• **WHAT NEEDS TO BE DONE**
Word for word, repeat every record.

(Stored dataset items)
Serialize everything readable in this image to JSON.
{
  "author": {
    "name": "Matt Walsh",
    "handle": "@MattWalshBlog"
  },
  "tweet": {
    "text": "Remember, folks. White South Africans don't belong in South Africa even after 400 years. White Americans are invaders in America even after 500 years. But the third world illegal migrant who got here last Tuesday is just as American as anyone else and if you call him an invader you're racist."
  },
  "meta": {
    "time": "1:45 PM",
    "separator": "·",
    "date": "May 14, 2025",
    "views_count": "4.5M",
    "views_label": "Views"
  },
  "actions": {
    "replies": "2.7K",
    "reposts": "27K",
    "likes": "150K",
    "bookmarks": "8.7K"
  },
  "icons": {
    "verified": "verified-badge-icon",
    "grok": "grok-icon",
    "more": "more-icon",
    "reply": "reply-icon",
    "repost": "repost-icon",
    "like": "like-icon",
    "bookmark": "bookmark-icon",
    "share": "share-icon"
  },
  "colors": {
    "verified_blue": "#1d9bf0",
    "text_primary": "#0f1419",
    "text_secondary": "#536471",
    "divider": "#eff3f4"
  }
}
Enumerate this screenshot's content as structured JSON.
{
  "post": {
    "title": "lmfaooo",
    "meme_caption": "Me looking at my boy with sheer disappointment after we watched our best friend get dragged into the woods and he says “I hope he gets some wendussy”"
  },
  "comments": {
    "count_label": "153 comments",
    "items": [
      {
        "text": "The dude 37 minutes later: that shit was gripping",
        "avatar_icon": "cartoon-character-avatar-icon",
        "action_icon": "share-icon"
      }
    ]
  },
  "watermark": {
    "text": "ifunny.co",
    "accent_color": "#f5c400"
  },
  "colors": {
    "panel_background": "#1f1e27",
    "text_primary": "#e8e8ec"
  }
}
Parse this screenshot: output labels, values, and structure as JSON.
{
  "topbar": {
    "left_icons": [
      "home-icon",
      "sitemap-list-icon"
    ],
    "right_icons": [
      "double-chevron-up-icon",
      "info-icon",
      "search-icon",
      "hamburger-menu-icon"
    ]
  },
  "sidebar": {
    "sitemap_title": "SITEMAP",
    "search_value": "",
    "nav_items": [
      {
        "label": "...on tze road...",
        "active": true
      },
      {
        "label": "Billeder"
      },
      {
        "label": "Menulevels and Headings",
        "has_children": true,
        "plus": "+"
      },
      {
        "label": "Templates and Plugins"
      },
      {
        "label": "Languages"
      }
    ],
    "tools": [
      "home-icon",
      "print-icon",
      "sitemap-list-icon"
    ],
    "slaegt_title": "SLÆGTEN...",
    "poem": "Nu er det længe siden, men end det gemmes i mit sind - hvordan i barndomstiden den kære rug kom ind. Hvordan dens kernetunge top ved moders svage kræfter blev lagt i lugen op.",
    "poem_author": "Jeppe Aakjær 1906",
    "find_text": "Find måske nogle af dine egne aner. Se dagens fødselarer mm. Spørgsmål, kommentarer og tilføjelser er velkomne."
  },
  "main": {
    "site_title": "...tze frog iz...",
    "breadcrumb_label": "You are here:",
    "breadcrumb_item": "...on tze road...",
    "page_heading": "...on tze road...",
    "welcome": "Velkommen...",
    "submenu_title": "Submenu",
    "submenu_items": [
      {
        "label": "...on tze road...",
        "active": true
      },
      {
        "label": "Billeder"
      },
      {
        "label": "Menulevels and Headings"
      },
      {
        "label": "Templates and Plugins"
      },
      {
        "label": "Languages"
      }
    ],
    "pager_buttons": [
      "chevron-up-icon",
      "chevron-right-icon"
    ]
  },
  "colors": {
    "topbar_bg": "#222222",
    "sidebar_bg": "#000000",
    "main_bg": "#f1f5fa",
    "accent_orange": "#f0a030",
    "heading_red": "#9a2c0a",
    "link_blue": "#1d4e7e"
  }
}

• **RESPONSE AREA**
Serialize everything readable in this image to JSON.
{
  "author": {
    "name": "Matt Walsh",
    "handle": "@MattWalshBlog"
  },
  "tweet": {
    "text": "Remember, folks. White South Africans don't belong in South Africa even after 400 years. White Americans are invaders in America even after 500 years. But the third world illegal migrant who got here last Tuesday is just as American as anyone else and if you call him an invader you're racist."
  },
  "meta": {
    "time": "1:45 PM",
    "separator": "·",
    "date": "May 14, 2025",
    "views_count": "4.5M",
    "views_label": "Views"
  },
  "actions": {
    "replies": "2.7K",
    "reposts": "27K",
    "likes": "150K",
    "bookmarks": "8.7K"
  },
  "icons": {
    "verified": "verified-badge-icon",
    "grok": "grok-icon",
    "more": "more-icon",
    "reply": "reply-icon",
    "repost": "repost-icon",
    "like": "like-icon",
    "bookmark": "bookmark-icon",
    "share": "share-icon"
  },
  "colors": {
    "verified_blue": "#1d9bf0",
    "text_primary": "#0f1419",
    "text_secondary": "#536471",
    "divider": "#eff3f4"
  }
}
Enumerate this screenshot's content as structured JSON.
{
  "post": {
    "title": "lmfaooo",
    "meme_caption": "Me looking at my boy with sheer disappointment after we watched our best friend get dragged into the woods and he says “I hope he gets some wendussy”"
  },
  "comments": {
    "count_label": "153 comments",
    "items": [
      {
        "text": "The dude 37 minutes later: that shit was gripping",
        "avatar_icon": "cartoon-character-avatar-icon",
        "action_icon": "share-icon"
      }
    ]
  },
  "watermark": {
    "text": "ifunny.co",
    "accent_color": "#f5c400"
  },
  "colors": {
    "panel_background": "#1f1e27",
    "text_primary": "#e8e8ec"
  }
}
Parse this screenshot: output labels, values, and structure as JSON.
{
  "topbar": {
    "left_icons": [
      "home-icon",
      "sitemap-list-icon"
    ],
    "right_icons": [
      "double-chevron-up-icon",
      "info-icon",
      "search-icon",
      "hamburger-menu-icon"
    ]
  },
  "sidebar": {
    "sitemap_title": "SITEMAP",
    "search_value": "",
    "nav_items": [
      {
        "label": "...on tze road...",
        "active": true
      },
      {
        "label": "Billeder"
      },
      {
        "label": "Menulevels and Headings",
        "has_children": true,
        "plus": "+"
      },
      {
        "label": "Templates and Plugins"
      },
      {
        "label": "Languages"
      }
    ],
    "tools": [
      "home-icon",
      "print-icon",
      "sitemap-list-icon"
    ],
    "slaegt_title": "SLÆGTEN...",
    "poem": "Nu er det længe siden, men end det gemmes i mit sind - hvordan i barndomstiden den kære rug kom ind. Hvordan dens kernetunge top ved moders svage kræfter blev lagt i lugen op.",
    "poem_author": "Jeppe Aakjær 1906",
    "find_text": "Find måske nogle af dine egne aner. Se dagens fødselarer mm. Spørgsmål, kommentarer og tilføjelser er velkomne."
  },
  "main": {
    "site_title": "...tze frog iz...",
    "breadcrumb_label": "You are here:",
    "breadcrumb_item": "...on tze road...",
    "page_heading": "...on tze road...",
    "welcome": "Velkommen...",
    "submenu_title": "Submenu",
    "submenu_items": [
      {
        "label": "...on tze road...",
        "active": true
      },
      {
        "label": "Billeder"
      },
      {
        "label": "Menulevels and Headings"
      },
      {
        "label": "Templates and Plugins"
      },
      {
        "label": "Languages"
      }
    ],
    "pager_buttons": [
      "chevron-up-icon",
      "chevron-right-icon"
    ]
  },
  "colors": {
    "topbar_bg": "#222222",
    "sidebar_bg": "#000000",
    "main_bg": "#f1f5fa",
    "accent_orange": "#f0a030",
    "heading_red": "#9a2c0a",
    "link_blue": "#1d4e7e"
  }
}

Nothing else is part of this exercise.